WASHINGTON (Reuters) - The man who the Pentagon announced this week would lead a review to prevent more mishaps at the U.S. military’s main mortuary is stepping down from the job, in a surprise setback.
Former Surgeon General Richard Carmona announced on Thursday a bid to run in the Democratic Senate primary in Arizona — plans that U.S. Defense Secretary Leon Panetta was apparently unaware of when he named Carmona to the panel on Tuesday.
The panel will aim to ensure the mortuary at Dover Air Force Base in Delaware is handling the remains of war dead appropriately, after revelations this week it lost track of body parts and even severed a limb of a fallen Marine without his family’s permission.
Carmona, the Pentagon said, informed the Defense Department on Friday morning he would step aside. Panetta agreed with the decision, it said.
“It’s clear that he wouldn’t be able to run a serious investigation into Dover and a political campaign at the same time,” a senior defense official told Reuters, speaking on condition of anonymity.
One of the panel’s other members was expected to take his place. The panel also includes a forensic pathologist, a specialist in funeral service education and a former congressman.
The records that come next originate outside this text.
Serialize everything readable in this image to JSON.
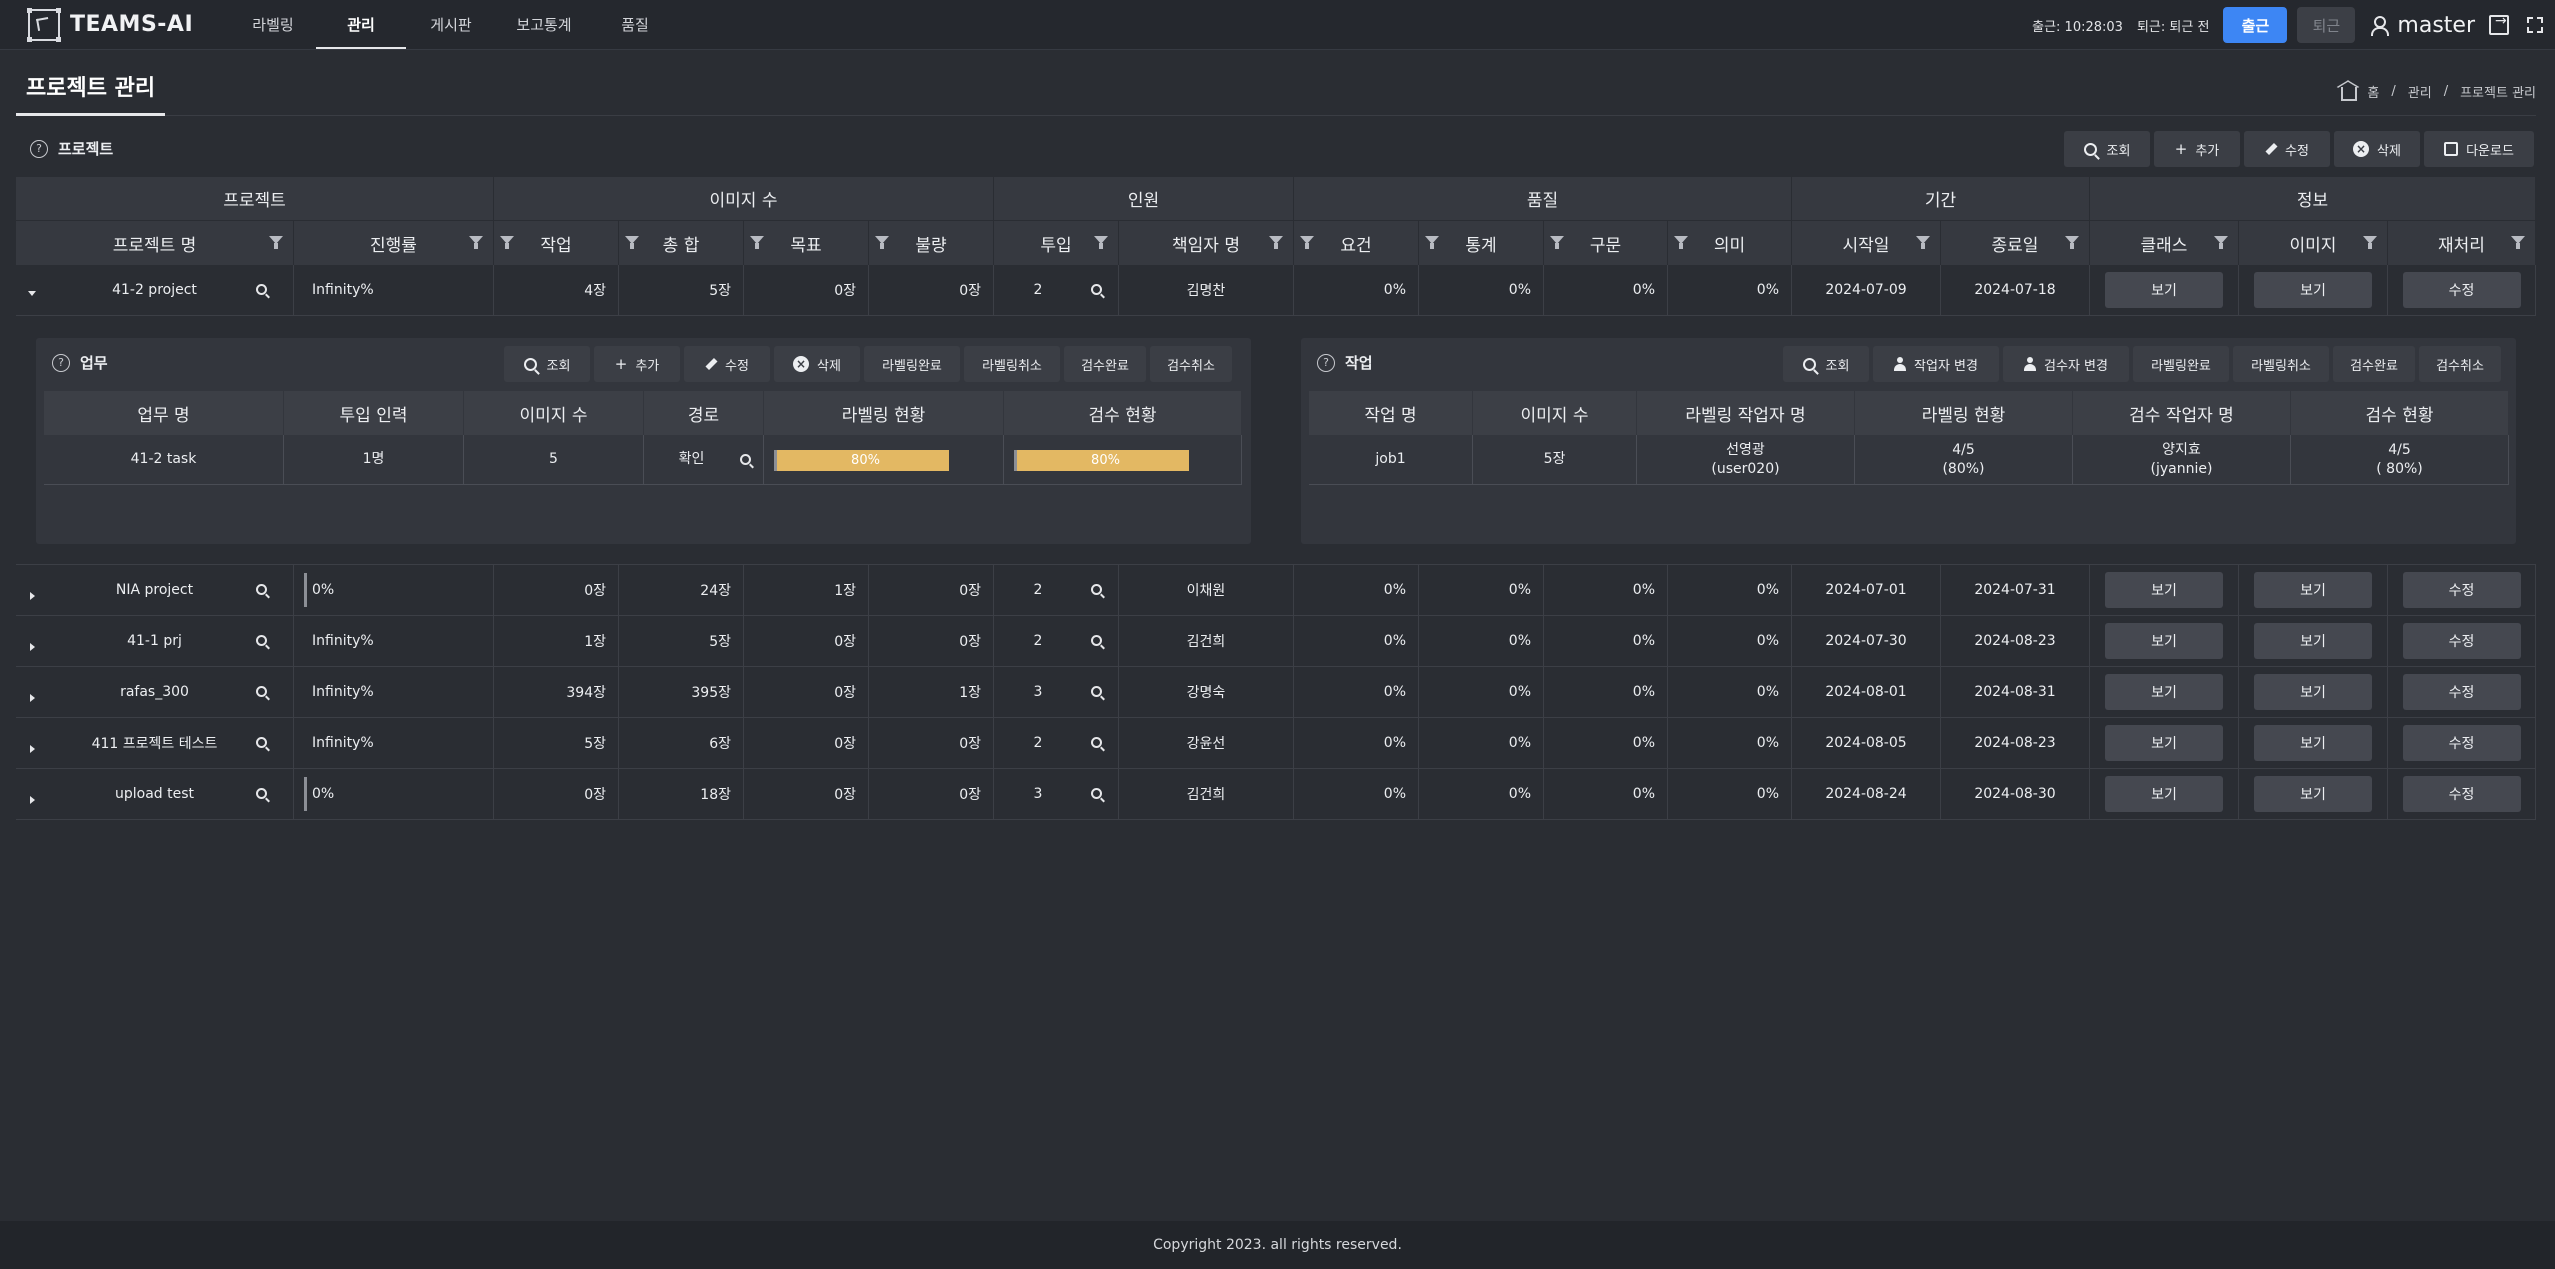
{
  "app": {
    "title": "TEAMS-AI"
  },
  "nav": [
    "라벨링",
    "관리",
    "게시판",
    "보고통계",
    "품질"
  ],
  "nav_active": 1,
  "top": {
    "checkin": "출근: 10:28:03",
    "checkout": "퇴근: 퇴근 전",
    "btn_in": "출근",
    "btn_out": "퇴근",
    "user": "master"
  },
  "page": {
    "title": "프로젝트 관리",
    "breadcrumb": [
      "홈",
      "관리",
      "프로젝트 관리"
    ]
  },
  "project_section": {
    "title": "프로젝트",
    "toolbar": [
      "조회",
      "추가",
      "수정",
      "삭제",
      "다운로드"
    ],
    "groups": [
      "프로젝트",
      "이미지 수",
      "인원",
      "품질",
      "기간",
      "정보"
    ],
    "columns": [
      "프로젝트 명",
      "진행률",
      "작업",
      "총 합",
      "목표",
      "불량",
      "투입",
      "책임자 명",
      "요건",
      "통계",
      "구문",
      "의미",
      "시작일",
      "종료일",
      "클래스",
      "이미지",
      "재처리"
    ],
    "row_buttons": [
      "보기",
      "보기",
      "수정"
    ],
    "rows": [
      {
        "name": "41-2 project",
        "progress": "Infinity%",
        "work": "4장",
        "total": "5장",
        "target": "0장",
        "defect": "0장",
        "staff": "2",
        "manager": "김명찬",
        "req": "0%",
        "stat": "0%",
        "syntax": "0%",
        "meaning": "0%",
        "start": "2024-07-09",
        "end": "2024-07-18"
      },
      {
        "name": "NIA project",
        "progress": "0%",
        "work": "0장",
        "total": "24장",
        "target": "1장",
        "defect": "0장",
        "staff": "2",
        "manager": "이채원",
        "req": "0%",
        "stat": "0%",
        "syntax": "0%",
        "meaning": "0%",
        "start": "2024-07-01",
        "end": "2024-07-31"
      },
      {
        "name": "41-1 prj",
        "progress": "Infinity%",
        "work": "1장",
        "total": "5장",
        "target": "0장",
        "defect": "0장",
        "staff": "2",
        "manager": "김건희",
        "req": "0%",
        "stat": "0%",
        "syntax": "0%",
        "meaning": "0%",
        "start": "2024-07-30",
        "end": "2024-08-23"
      },
      {
        "name": "rafas_300",
        "progress": "Infinity%",
        "work": "394장",
        "total": "395장",
        "target": "0장",
        "defect": "1장",
        "staff": "3",
        "manager": "강명숙",
        "req": "0%",
        "stat": "0%",
        "syntax": "0%",
        "meaning": "0%",
        "start": "2024-08-01",
        "end": "2024-08-31"
      },
      {
        "name": "411 프로젝트 테스트",
        "progress": "Infinity%",
        "work": "5장",
        "total": "6장",
        "target": "0장",
        "defect": "0장",
        "staff": "2",
        "manager": "강윤선",
        "req": "0%",
        "stat": "0%",
        "syntax": "0%",
        "meaning": "0%",
        "start": "2024-08-05",
        "end": "2024-08-23"
      },
      {
        "name": "upload test",
        "progress": "0%",
        "work": "0장",
        "total": "18장",
        "target": "0장",
        "defect": "0장",
        "staff": "3",
        "manager": "김건희",
        "req": "0%",
        "stat": "0%",
        "syntax": "0%",
        "meaning": "0%",
        "start": "2024-08-24",
        "end": "2024-08-30"
      }
    ]
  },
  "task_panel": {
    "title": "업무",
    "toolbar": [
      "조회",
      "추가",
      "수정",
      "삭제",
      "라벨링완료",
      "라벨링취소",
      "검수완료",
      "검수취소"
    ],
    "columns": [
      "업무 명",
      "투입 인력",
      "이미지 수",
      "경로",
      "라벨링 현황",
      "검수 현황"
    ],
    "row": {
      "name": "41-2 task",
      "staff": "1명",
      "images": "5",
      "path": "확인",
      "labeling": "80%",
      "labeling_value": 80,
      "review": "80%",
      "review_value": 80
    }
  },
  "job_panel": {
    "title": "작업",
    "toolbar": [
      "조회",
      "작업자 변경",
      "검수자 변경",
      "라벨링완료",
      "라벨링취소",
      "검수완료",
      "검수취소"
    ],
    "columns": [
      "작업 명",
      "이미지 수",
      "라벨링 작업자 명",
      "라벨링 현황",
      "검수 작업자 명",
      "검수 현황"
    ],
    "row": {
      "name": "job1",
      "images": "5장",
      "labeler": "선영광",
      "labeler_id": "(user020)",
      "labeling": "4/5",
      "labeling_pct": "(80%)",
      "reviewer": "양지효",
      "reviewer_id": "(jyannie)",
      "review": "4/5",
      "review_pct": "( 80%)"
    }
  },
  "footer": "Copyright 2023. all rights reserved.",
  "colors": {
    "accent": "#3d86f4",
    "progress_bar": "#e3b863",
    "background": "#2a2d33"
  }
}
Panetta had presented Carmona’s role on the panel as a way to help guarantee an end to problems at the Dover mortuary, which also used to dispose of the ashes of some troops’ partial remains in a landfill. That practice was abandoned in 2008.
“None of us will be satisfied until we have proven to the families of our fallen heroes that we have taken every step possible to protect the honor and dignity that their loved ones richly deserve,” Panetta told reporters on Thursday, the same day Carmona announced his bid for elected office.
“That’s why I’ve directed, at the request of the Air Force, an independent review of overall current operations ... Vice Admiral Dr. Richard Carmona ... along with a distinguished panel, will conduct that review,” he said.
U.S. media reports indicate Carmona was known to be considering a bid for office. It was not immediately clear why Panetta was not made aware of Carmona’s intentions earlier.
Carmona’s campaign said he stepped down “to avoid the opportunity for the appearance of partisanship,” according to portions of a statement published by local media.
The revelations at Dover have added to questions about treatment of America’s fallen troops a year after a scandal broke at Arlington National Cemetery over the misidentification of remains.
Panetta said on Thursday he ordered the Air Force to take a second look at punishment doled out over the Dover affair, amid questions in Congress about its decision to discipline — and not fire — those involved.
Reporting by Phil Stewart; Editing by Peter Cooney